One of the most insulting statements, though, is offered by city spokesperson Lisa Boynton, who suggests that what info the city does have from water and soil samples is too technical for lay people to absorb.
This patronizing attitude is an affront to the residents who worked hard and long learning much about soil contaminants and were successful in having the lead-contaminated soil replaced at over 1,000 homes in South Riverdale in the late 1980s and early 90s. We have not forgotten our lessons.
William E. Brown
That fruity feeling
Kudos to the city of Markham for its superb partnership with Local Food Plus (NOW, June 12-18). Buying local is beneficial in a multitude of ways. It cuts greenhouse gas emissions by reducing the distance produce travels, supports regional farmers and protects southern Ontario’s precious agricultural land.
Last summer I was in Owen Sound for a camping trip. Purchasing supplies at a supermarket, I was offered apples from New Zealand but none from Ontario, despite the fact I was minutes from the province’s apple-growing region. This is madness.
By fuelling the market for Ontario-grown produce, Markham is making local fruits and vegetables more available to all of us. I urge other municipalities to follow this fine example of civic leadership.
Canadian Association of Physicians for the Environment
Style to wild
Once again you have published a letter that is very critical of NOW without finding it necessary to reply. Immanuel F.L. (NOW, June 12-18) complains that the My Style feature has profiled only four people of colour out of the past 23, thus exhibiting what he deems racial bias.
Personally, I find this a perfectly believable ethnic ratio resulting from a search for interesting fashion without concern for race.
Let me add that My Style is guilty of ignoring Hassidic Jews, who have worked so hard to preserve the fashions of 19th-century Poland, which might otherwise have faded into historical obscurity. Such devotion should be recognized.
CAW killing jobs
Regarding Jim sits as jobs go South (NOW, June 12-18). Welcome to the real world, CAW. Not even Jim Flaherty can help you now. Your union has progressively eaten away at GM’s profit margin for years, all in the nam e of the worker.
You have fought for and won fair wages, lucrative pension plans and job security.
Inevitably, your bubble has burst, and GM can no longer deliver the luxuries you have come to take for granted, which, by the way, do not exist in the private sector.
I suggest you find yourself a job in the private sector; perhaps then you’ll appreciate the lifestyle that GM and other Canadian auto manufacturers have provided for you and your family over the years.
Just one question. When auto manufacturing finally ceases to exist altogether in Canada, to whom then will the CAW appeal?
I hadn’t given much thought to the news that 300 cyclists decided to ride down a stretch of the Gardiner (NOW, June 5-11). But that was before I read first-hand accounts of “freeing the Gardiner” by David Thomson and Mike Smith.

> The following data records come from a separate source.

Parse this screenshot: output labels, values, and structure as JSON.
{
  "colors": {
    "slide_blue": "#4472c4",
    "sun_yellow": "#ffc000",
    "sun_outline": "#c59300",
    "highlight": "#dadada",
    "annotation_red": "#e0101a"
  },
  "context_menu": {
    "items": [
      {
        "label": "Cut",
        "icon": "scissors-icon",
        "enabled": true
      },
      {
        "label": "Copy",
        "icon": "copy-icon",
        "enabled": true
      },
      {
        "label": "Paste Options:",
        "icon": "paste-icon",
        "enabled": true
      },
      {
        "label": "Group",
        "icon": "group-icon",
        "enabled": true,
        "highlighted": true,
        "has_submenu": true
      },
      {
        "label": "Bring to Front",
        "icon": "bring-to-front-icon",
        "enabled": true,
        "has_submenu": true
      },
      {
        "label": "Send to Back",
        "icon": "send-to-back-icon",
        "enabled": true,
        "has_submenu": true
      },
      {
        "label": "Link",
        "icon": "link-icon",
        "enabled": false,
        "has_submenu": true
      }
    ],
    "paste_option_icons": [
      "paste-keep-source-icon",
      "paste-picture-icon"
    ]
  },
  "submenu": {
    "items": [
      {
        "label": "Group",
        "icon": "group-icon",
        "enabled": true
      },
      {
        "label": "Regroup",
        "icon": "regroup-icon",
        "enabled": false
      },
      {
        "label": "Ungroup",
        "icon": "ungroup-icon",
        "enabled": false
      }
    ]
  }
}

I almost burst out laughing. Are these guys serious? Do they honestly have no idea how pretentious, pious and self-important they sound?

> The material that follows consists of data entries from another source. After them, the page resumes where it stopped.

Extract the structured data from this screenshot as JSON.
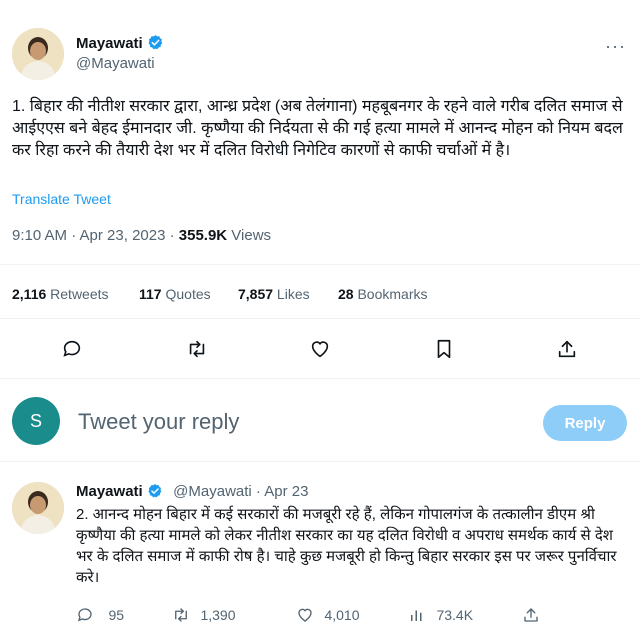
{
  "tweet": {
    "author_name": "Mayawati",
    "author_handle": "@Mayawati",
    "more_label": "···",
    "text": "1. बिहार की नीतीश सरकार द्वारा, आन्ध्र प्रदेश (अब तेलंगाना) महबूबनगर के रहने वाले गरीब दलित समाज से आईएएस बने बेहद ईमानदार जी. कृष्णैया की निर्दयता से की गई हत्या मामले में आनन्द मोहन को नियम बदल कर रिहा करने की तैयारी देश भर में दलित विरोधी निगेटिव कारणों से काफी चर्चाओं में है।",
    "translate_label": "Translate Tweet",
    "time": "9:10 AM · Apr 23, 2023 · ",
    "views_count": "355.9K",
    "views_label": " Views",
    "stats": {
      "retweets_count": "2,116",
      "retweets_label": " Retweets",
      "quotes_count": "117",
      "quotes_label": " Quotes",
      "likes_count": "7,857",
      "likes_label": " Likes",
      "bookmarks_count": "28",
      "bookmarks_label": " Bookmarks"
    }
  },
  "reply_box": {
    "avatar_letter": "S",
    "placeholder": "Tweet your reply",
    "button_label": "Reply"
  },
  "reply_tweet": {
    "author_name": "Mayawati",
    "author_handle_date": "@Mayawati · Apr 23",
    "text": "2. आनन्द मोहन बिहार में कई सरकारों की मजबूरी रहे हैं, लेकिन गोपालगंज के तत्कालीन डीएम श्री कृष्णैया की हत्या मामले को लेकर नीतीश सरकार का यह दलित विरोधी व अपराध समर्थक कार्य से देश भर के दलित समाज में काफी रोष है। चाहे कुछ मजबूरी हो किन्तु बिहार सरकार इस पर जरूर पुनर्विचार करे।",
    "replies": "95",
    "retweets": "1,390",
    "likes": "4,010",
    "views": "73.4K"
  },
  "colors": {
    "accent": "#1d9bf0",
    "secondary_text": "#536471",
    "reply_button": "#8ecdf8",
    "reply_avatar": "#1a8c8c"
  },
  "icons": [
    "verified-badge-icon",
    "more-icon",
    "reply-icon",
    "retweet-icon",
    "like-icon",
    "bookmark-icon",
    "share-icon",
    "views-icon"
  ]
}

Given that neither of them can seem to think of a reason for doing what they did, and that Smith openly concedes that cycling the Gardiner was essentially pointless, they are strangely unembarrassed.

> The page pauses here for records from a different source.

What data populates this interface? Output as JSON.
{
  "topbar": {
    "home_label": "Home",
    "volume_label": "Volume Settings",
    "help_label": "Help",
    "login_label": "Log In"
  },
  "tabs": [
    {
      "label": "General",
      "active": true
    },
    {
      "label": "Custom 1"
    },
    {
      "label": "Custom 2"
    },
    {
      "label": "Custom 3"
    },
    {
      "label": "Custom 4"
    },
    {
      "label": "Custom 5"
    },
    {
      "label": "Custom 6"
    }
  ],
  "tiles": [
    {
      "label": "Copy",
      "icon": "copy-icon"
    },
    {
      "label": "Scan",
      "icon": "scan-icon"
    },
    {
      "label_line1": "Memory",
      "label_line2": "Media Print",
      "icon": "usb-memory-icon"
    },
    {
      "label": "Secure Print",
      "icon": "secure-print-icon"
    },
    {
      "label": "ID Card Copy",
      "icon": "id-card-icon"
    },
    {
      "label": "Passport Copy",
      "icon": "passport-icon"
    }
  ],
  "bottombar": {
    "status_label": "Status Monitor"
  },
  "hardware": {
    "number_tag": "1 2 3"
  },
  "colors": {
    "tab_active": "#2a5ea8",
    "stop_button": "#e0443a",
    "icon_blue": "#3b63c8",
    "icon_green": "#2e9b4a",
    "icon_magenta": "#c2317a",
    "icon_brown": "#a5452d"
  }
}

Well, I wasn’t there, so maybe I don’t understand. It certainly sounds like it was a lot of fun. But they really should have waited for the buzz to wear off before taking the word to the masses.
Bizarre Blair defence
Letter-writer G. Lee seems to have misunderstood the focus of the Toronto Coalition to Stop the War’s demonstration at Tony Blair’s fundraising speech for Women’s College Hospital Foundation (NOW, June 12- 18). That such a warmonger, whose shameless lies helped the U.S. war machine cause the deaths of so many innocent people, many of them women and children, would raise funds for a hospital is bizarre, to say the least.
Blair is busily lining his pockets on the talk-and-fundraising circuit, earning up to $2 million American a year. He’s not the philanthropist he’s trying to appear to be.